After watching many basketball games this season, I’ve seen more turnovers than a bakery puts out in a week.
The definition of a basketball turnover is when an offensive player does something that doesn’t allow their team to attempt a field goal or foul shot and their opponents gain possession of the ball.
There are two kinds of turnovers. The first is when the defense forces the offense to lose the ball and the defense gets the ball.
Defenses cause turnovers by: forcing a bad pass, stealing the ball, causing a muff or fumble; forcing a five-second throw-in violation; forcing a five-second closely guarded violation; forcing a 10 second backcourt violation and forcing a backcourt violation.
The second type of turnovers are unforced turnovers usually caused by poor basketball decision making by players on offense. These turnovers include: a careless bad pass, fumble or muff; a technical foul; a player-control foul; a team control foul; a three-second lane violation; a five-second closely guarded violation and violating the throw-in rule by stepping on the line. Other unforced turnovers that occur are: a foul shooter violating a free-throw attempt; lane violations by one or two offensive players on the free-throw lane line; a traveling call; a double dribbling call; and stepping on the out-of-bounds line.

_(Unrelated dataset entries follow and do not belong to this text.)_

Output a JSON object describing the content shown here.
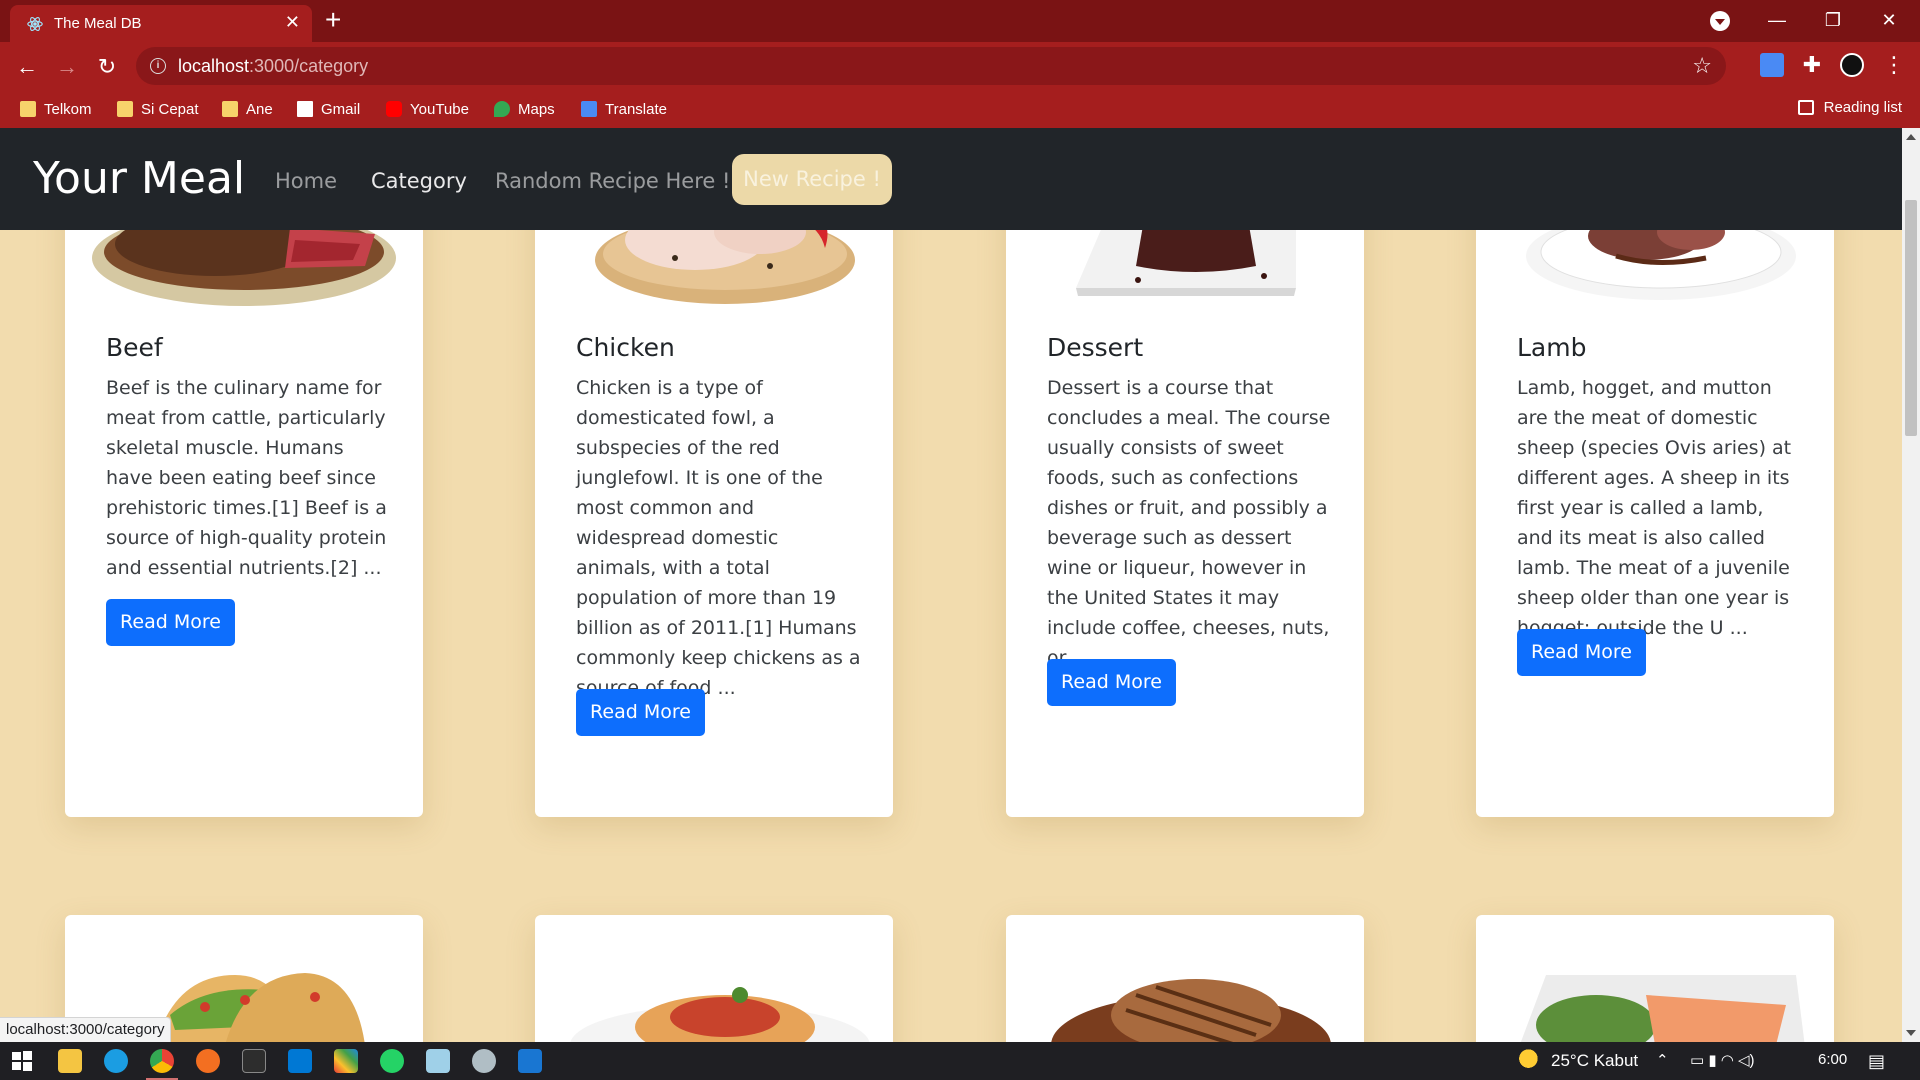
{
  "browser": {
    "tab_title": "The Meal DB",
    "url_host": "localhost",
    "url_path": ":3000/category",
    "bookmarks": [
      {
        "label": "Telkom",
        "icon": "folder-icon"
      },
      {
        "label": "Si Cepat",
        "icon": "folder-icon"
      },
      {
        "label": "Ane",
        "icon": "folder-icon"
      },
      {
        "label": "Gmail",
        "icon": "gmail-icon"
      },
      {
        "label": "YouTube",
        "icon": "youtube-icon"
      },
      {
        "label": "Maps",
        "icon": "maps-icon"
      },
      {
        "label": "Translate",
        "icon": "translate-icon"
      }
    ],
    "reading_list": "Reading list",
    "status_url": "localhost:3000/category"
  },
  "navbar": {
    "brand": "Your Meal",
    "links": [
      "Home",
      "Category",
      "Random Recipe Here !"
    ],
    "active_link": "Category",
    "cta": "New Recipe !"
  },
  "cards": [
    {
      "title": "Beef",
      "description": "Beef is the culinary name for meat from cattle, particularly skeletal muscle. Humans have been eating beef since prehistoric times.[1] Beef is a source of high-quality protein and essential nutrients.[2] ...",
      "button": "Read More"
    },
    {
      "title": "Chicken",
      "description": "Chicken is a type of domesticated fowl, a subspecies of the red junglefowl. It is one of the most common and widespread domestic animals, with a total population of more than 19 billion as of 2011.[1] Humans commonly keep chickens as a source of food ...",
      "button": "Read More"
    },
    {
      "title": "Dessert",
      "description": "Dessert is a course that concludes a meal. The course usually consists of sweet foods, such as confections dishes or fruit, and possibly a beverage such as dessert wine or liqueur, however in the United States it may include coffee, cheeses, nuts, or ...",
      "button": "Read More"
    },
    {
      "title": "Lamb",
      "description": "Lamb, hogget, and mutton are the meat of domestic sheep (species Ovis aries) at different ages. A sheep in its first year is called a lamb, and its meat is also called lamb. The meat of a juvenile sheep older than one year is hogget; outside the U ...",
      "button": "Read More"
    }
  ],
  "taskbar": {
    "weather": "25°C  Kabut",
    "time": "6:00"
  },
  "colors": {
    "page_bg": "#f2dcae",
    "navbar_bg": "#212529",
    "primary": "#0d6efd",
    "chrome": "#a51e1e"
  }
}
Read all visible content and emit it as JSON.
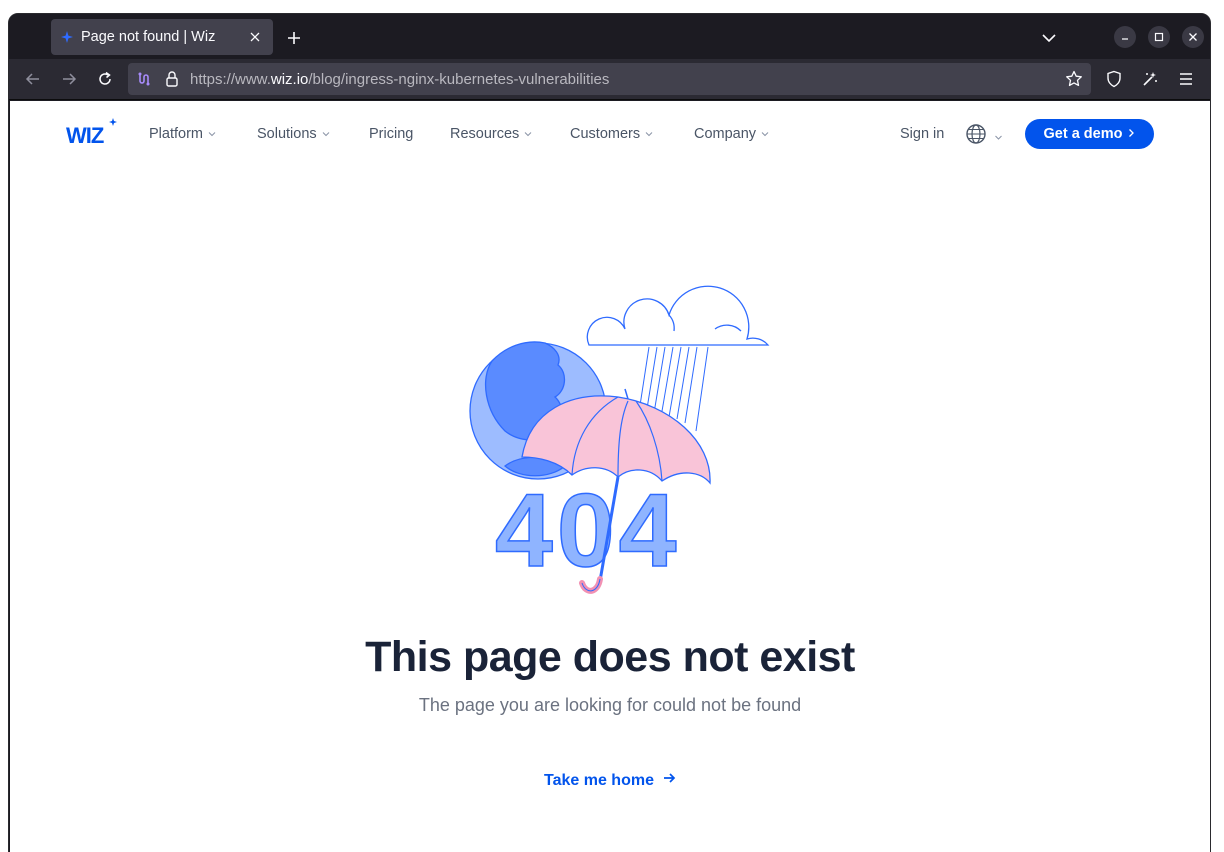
{
  "browser": {
    "tab_title": "Page not found | Wiz",
    "url_prefix": "https://www.",
    "url_host": "wiz.io",
    "url_path": "/blog/ingress-nginx-kubernetes-vulnerabilities"
  },
  "site_nav": {
    "logo_text": "WIZ",
    "items": [
      {
        "label": "Platform",
        "has_dropdown": true
      },
      {
        "label": "Solutions",
        "has_dropdown": true
      },
      {
        "label": "Pricing",
        "has_dropdown": false
      },
      {
        "label": "Resources",
        "has_dropdown": true
      },
      {
        "label": "Customers",
        "has_dropdown": true
      },
      {
        "label": "Company",
        "has_dropdown": true
      }
    ],
    "signin": "Sign in",
    "cta": "Get a demo"
  },
  "main": {
    "illustration_text": "404",
    "headline": "This page does not exist",
    "subline": "The page you are looking for could not be found",
    "home_link": "Take me home"
  },
  "colors": {
    "brand_blue": "#0254ec",
    "headline": "#1a2338",
    "umbrella_pink": "#f9c4d8",
    "digit_fill": "#8fb4ff"
  },
  "icons": [
    "back-icon",
    "forward-icon",
    "reload-icon",
    "lock-icon",
    "bookmark-star-icon",
    "shield-icon",
    "extensions-icon",
    "menu-icon",
    "globe-icon",
    "arrow-right-icon"
  ]
}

Often, there are more unforced turnovers than those forced by the defense and they can be limited by making better basketball decisions, thinking before they act. When players use their skills and fundamentals, rather than just relying on their talent, they are less prone to turnovers. Players who face the basket immediately after receiving the ball and read the situation and think first before they act commit fewer turnovers than players who don’t follow this strategy.
A faster-paced game will also create more chances for turnovers.
Another frequent source for turnovers by many players is when a player with the ball leaves their feet and doesn’t shoot the ball. This causes turnovers because their teammates expect their teammate to shoot, not pass the ball.
They often make bad passes, commit a player control foul or have to throw up a bad shot because they must get rid of the ball before returning to the floor or be called for traveling.
A good way to eliminate this type of turnover is to constantly remind players to not leave their feet with the ball unless they are going to shoot.
Some teams keep a mistake chart which has the listed above turnovers that individual players make. We charted these mistakes off game tapes and our players had to do three up-and-back line drills dribbling the ball for the unforced turnovers and did one for turnovers caused by the defense.
Turnovers are part of the game, but they can be limited by making better decisions. That also may help coaches sleep a bit better and slow the onset of gray hair.